● **Problem description**
All lines of the entries with "Kennwort" in them must be listed.

● **The data**

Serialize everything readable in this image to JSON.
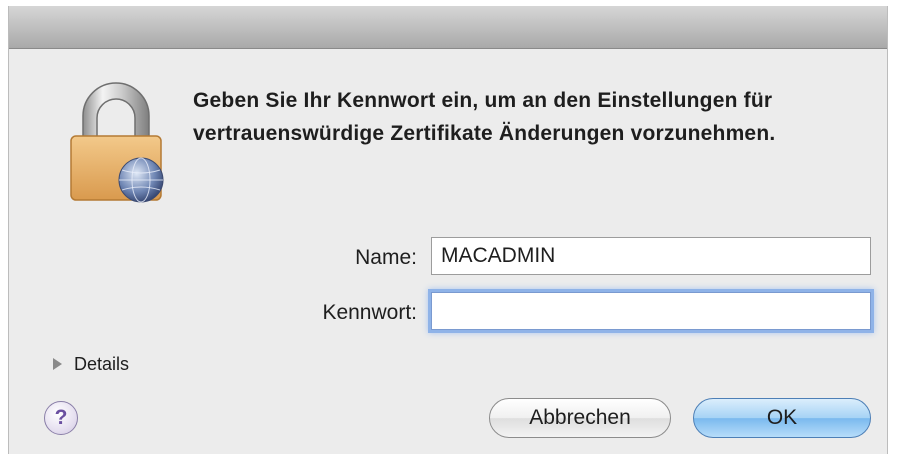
{
  "dialog": {
    "message": "Geben Sie Ihr Kennwort ein, um an den Einstellungen für vertrauenswürdige Zertifikate Änderungen vorzunehmen.",
    "icon": "lock-icon"
  },
  "form": {
    "name_label": "Name:",
    "name_value": "MACADMIN",
    "password_label": "Kennwort:",
    "password_value": ""
  },
  "details": {
    "label": "Details"
  },
  "help": {
    "label": "?"
  },
  "buttons": {
    "cancel": "Abbrechen",
    "ok": "OK"
  },
  "colors": {
    "accent": "#8fb3e8",
    "default_button": "#7ab9ee"
  }
}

● **Exercise solution**
    "message": "Geben Sie Ihr Kennwort ein, um an den Einstellungen für vertrauenswürdige Zertifikate Änderungen vorzunehmen.",
    "password_label": "Kennwort:",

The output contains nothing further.